Advice for medical physics job seekers
The employment market for medical physics registrar positions in Australia is a competitive one. Between May and July 2016 I conducted a survey of heads of departments that had advertised for medical physics registrars recently (mostly from 2015 onwards), asking for information and opinions on the number and performance of candidates applying for junior positions.
I received responses from 14 heads of department – 12 ROMPs and 2 DIMPs. Based on their feedback, and on conversations with colleagues – I’ve presented advice to those competing for medical physics registrar positions below, mostly aimed at those enrolled, or about to enrol, in a Masters course. A summary of the survey responses follows this advice.
Résumés and interviews
- Ensure your résumé is tailored to the position being advertised, and keep it concise – your potential employer may receive dozens of applications, and may not want to sift through excessively long résumés. Your university may provide advice on preparing résumés.
- Prepare for the interview – be ready for some technical questions and be familiar with expectations placed on registrars. The most common complaint raised by respondents was poor interview preparedness. Your university may offer workshops to help you prepare.
- Some potential employers want candidates to be familiar with the ACPSEM TEAP clinical training guide. Look at the suggested items of evidence of competency – hold on to any documents from your Masters course that you believe could be submitted as evidence – this may demonstrate that you have considered how you might progress through TEAP.

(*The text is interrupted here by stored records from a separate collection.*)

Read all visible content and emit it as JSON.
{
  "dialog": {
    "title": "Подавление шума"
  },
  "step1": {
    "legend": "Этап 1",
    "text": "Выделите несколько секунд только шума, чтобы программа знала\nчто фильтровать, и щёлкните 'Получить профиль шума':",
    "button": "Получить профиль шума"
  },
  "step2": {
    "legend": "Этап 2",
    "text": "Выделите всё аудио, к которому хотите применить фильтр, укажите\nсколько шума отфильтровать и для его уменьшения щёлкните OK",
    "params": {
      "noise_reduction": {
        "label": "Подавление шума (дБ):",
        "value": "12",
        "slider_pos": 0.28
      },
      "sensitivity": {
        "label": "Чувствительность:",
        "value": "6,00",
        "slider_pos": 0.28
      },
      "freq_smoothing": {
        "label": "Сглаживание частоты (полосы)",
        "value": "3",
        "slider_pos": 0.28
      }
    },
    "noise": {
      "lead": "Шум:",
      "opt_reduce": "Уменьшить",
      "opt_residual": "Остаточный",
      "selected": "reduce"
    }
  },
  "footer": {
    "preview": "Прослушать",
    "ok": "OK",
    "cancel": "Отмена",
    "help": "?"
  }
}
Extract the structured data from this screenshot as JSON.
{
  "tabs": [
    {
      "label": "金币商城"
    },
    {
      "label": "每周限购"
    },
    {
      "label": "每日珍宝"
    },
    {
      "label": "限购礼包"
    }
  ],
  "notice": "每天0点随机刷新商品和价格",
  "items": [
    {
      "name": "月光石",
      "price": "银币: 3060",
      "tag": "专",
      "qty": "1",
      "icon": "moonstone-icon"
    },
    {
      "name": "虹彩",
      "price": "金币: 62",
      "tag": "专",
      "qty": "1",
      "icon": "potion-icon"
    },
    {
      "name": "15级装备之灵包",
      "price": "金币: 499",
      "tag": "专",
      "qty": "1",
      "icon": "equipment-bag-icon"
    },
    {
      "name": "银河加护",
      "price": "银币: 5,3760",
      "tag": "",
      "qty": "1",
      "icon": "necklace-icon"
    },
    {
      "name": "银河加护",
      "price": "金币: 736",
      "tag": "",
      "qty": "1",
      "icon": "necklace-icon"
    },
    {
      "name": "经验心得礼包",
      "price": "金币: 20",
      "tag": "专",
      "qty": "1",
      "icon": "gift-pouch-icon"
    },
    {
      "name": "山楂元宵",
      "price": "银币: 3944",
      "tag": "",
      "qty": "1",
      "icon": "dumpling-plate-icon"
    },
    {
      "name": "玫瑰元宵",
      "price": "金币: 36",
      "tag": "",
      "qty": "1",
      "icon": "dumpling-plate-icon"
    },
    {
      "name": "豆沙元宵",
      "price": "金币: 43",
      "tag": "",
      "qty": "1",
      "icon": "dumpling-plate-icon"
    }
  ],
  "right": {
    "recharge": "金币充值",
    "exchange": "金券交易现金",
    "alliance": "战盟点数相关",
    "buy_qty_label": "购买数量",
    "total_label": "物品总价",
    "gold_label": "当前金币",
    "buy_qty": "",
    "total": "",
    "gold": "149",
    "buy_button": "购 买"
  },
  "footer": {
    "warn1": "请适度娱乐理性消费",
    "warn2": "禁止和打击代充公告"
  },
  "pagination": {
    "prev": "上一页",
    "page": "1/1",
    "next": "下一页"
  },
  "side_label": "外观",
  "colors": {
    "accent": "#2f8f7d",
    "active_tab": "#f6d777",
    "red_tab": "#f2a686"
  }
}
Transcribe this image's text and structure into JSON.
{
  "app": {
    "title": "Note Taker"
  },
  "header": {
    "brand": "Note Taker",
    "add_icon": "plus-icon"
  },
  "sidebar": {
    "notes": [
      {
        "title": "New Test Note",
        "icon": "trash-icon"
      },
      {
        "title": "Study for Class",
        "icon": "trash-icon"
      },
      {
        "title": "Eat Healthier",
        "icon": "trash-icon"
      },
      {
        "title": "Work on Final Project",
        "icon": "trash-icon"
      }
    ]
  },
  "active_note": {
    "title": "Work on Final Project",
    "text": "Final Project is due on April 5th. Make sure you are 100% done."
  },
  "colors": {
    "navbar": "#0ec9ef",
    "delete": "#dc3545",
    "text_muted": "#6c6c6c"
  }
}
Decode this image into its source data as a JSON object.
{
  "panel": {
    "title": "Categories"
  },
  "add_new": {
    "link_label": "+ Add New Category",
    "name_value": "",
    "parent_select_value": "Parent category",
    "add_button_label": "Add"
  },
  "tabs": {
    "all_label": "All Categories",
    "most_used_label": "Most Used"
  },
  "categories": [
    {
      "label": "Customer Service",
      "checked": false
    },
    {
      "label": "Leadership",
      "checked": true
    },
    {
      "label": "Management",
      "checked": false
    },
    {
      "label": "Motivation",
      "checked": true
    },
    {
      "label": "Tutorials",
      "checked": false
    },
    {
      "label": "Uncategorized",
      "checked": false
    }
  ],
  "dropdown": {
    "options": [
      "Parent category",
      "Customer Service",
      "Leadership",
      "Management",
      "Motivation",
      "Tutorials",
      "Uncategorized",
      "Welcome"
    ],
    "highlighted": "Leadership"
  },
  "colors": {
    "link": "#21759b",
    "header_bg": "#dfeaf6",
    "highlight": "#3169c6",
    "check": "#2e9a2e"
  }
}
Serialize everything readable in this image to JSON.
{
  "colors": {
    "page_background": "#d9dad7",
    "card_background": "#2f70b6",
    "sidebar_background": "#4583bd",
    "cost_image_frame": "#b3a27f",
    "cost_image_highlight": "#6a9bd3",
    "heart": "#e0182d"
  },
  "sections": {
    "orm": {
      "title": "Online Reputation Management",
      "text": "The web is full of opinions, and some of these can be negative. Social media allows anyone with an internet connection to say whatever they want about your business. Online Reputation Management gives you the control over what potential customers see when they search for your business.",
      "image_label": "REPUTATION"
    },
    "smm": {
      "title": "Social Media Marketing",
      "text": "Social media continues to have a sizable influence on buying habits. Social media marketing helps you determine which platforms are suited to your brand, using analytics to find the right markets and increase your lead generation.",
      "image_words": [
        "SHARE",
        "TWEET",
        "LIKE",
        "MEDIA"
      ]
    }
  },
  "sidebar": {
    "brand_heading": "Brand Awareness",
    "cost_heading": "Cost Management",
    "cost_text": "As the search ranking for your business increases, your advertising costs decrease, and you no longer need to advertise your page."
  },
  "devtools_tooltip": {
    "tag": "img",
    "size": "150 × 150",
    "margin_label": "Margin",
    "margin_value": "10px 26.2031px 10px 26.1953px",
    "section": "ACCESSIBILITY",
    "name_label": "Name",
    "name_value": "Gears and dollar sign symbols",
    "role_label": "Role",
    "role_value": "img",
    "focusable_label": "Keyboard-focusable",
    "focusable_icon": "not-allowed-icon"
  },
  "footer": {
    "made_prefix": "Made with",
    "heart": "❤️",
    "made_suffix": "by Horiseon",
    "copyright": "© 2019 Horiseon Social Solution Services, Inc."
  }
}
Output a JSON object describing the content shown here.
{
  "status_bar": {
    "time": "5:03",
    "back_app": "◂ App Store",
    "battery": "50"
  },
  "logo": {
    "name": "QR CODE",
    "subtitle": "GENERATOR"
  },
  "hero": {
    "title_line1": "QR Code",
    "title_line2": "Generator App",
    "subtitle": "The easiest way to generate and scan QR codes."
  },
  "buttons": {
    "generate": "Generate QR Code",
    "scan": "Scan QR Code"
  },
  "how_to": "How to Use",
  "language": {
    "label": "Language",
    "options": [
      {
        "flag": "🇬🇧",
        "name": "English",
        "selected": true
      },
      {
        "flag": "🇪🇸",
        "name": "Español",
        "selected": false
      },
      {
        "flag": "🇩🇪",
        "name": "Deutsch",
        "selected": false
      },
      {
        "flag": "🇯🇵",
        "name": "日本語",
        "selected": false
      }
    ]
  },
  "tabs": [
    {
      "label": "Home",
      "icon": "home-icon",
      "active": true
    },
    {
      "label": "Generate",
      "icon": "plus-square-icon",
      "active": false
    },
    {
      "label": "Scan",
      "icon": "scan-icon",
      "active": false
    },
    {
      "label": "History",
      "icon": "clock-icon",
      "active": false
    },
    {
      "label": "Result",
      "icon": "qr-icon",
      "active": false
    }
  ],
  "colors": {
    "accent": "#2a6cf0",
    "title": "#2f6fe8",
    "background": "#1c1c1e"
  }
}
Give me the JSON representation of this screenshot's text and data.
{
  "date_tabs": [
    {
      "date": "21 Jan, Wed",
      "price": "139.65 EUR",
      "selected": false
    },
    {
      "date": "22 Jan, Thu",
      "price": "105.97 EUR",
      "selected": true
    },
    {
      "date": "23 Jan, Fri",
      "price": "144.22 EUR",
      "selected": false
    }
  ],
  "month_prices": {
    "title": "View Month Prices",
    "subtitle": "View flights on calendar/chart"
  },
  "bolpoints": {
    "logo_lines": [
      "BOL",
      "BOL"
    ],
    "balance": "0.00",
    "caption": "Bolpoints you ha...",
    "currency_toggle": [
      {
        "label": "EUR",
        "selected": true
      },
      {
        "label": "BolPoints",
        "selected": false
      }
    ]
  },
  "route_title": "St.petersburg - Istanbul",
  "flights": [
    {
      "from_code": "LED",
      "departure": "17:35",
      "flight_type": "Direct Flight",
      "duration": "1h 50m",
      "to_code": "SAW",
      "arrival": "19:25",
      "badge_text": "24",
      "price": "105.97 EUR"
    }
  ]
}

- If you are unsuccessful, politely ask for feedback on your application (and interview, if applicable).
Masters research project
- Ideally your research project should involve time in a clinical environment, and ideally you should have a supervisor that is clinically based. This may allow you to observe clinical tasks within the department, such as routine quality assurance. A familiarity with these tasks may be well-regarded by a potential employer who is keen for you to contribute to the department quickly. Your project should also have a supervisor that is clinically based, as they may advocate for you when speaking with colleagues.
- Projects examining contemporary and clinically relevant topics may be seen favourably. As an example, having completed a study involving a new or recent treatment technique (e.g. SABR) may improve your chances of getting a job at a department currently introducing that technique.
- Aim to publish the results of your research project. The ACPSEM training program requires publication for certification, and some registrars have found this difficult to achieve (particularly in less-resourced departments). Having a publication before enrolment in the training program could separate you from other candidates. The drafting of a manuscript after graduation is one way you can stay engaged with physicists in the clinic.
- You should be prepared to discuss and/or present your research project when applying for a position – this is a great opportunity to demonstrate communication skills.
- Networking with those working in the clinic is very important, as it demonstrates initiative and communication skills. In addition to pursuing a clinical research project, consider attending ACPSEM branch events where possible (e.g. PRIMPS meetings in QLD). Keep in mind that not all positions are widely advertised, particularly short term contracts – you may end up securing a position because you made a good impression on the right person.
For those interested, I have summarised the numbers provided by survey respondents below:
|Number of applicants||41 (24-57)|
|Percent interviewed||33% (10%-75%)|
|Percent domestic||69% (29%-92%)|
|Percent women||28% (10%-45%)|
|Percent with Masters degree||53% (20%-90%)|
|Percent with Doctoral degree||18% (6%-48%)|
|Percent with past clinical experience||7% (0%-25%)|
|Percent considered hireable||23% (7%-50%)|
|Percent requesting feedback||11% (0%-50%)|
Some notes on the above numbers:
- ROMP positions received more applicants, on average, than DIMP positions (44 vs. 29)
- Sydney ROMP departments (n=3) received the highest number of applicants (mean = 52)
- New Zealand departments (n=3) had an average of 38 applicants
- The percentage of candidates that are women (28%) is similar to values presented recently (28% of ACPSEM branch members, and 36% / 33% of Australasian medical physics MSc / PhD students).
I’d also like to point out that for all the cases above, the number of candidates considered employable was ≥4, and >20 in some cases.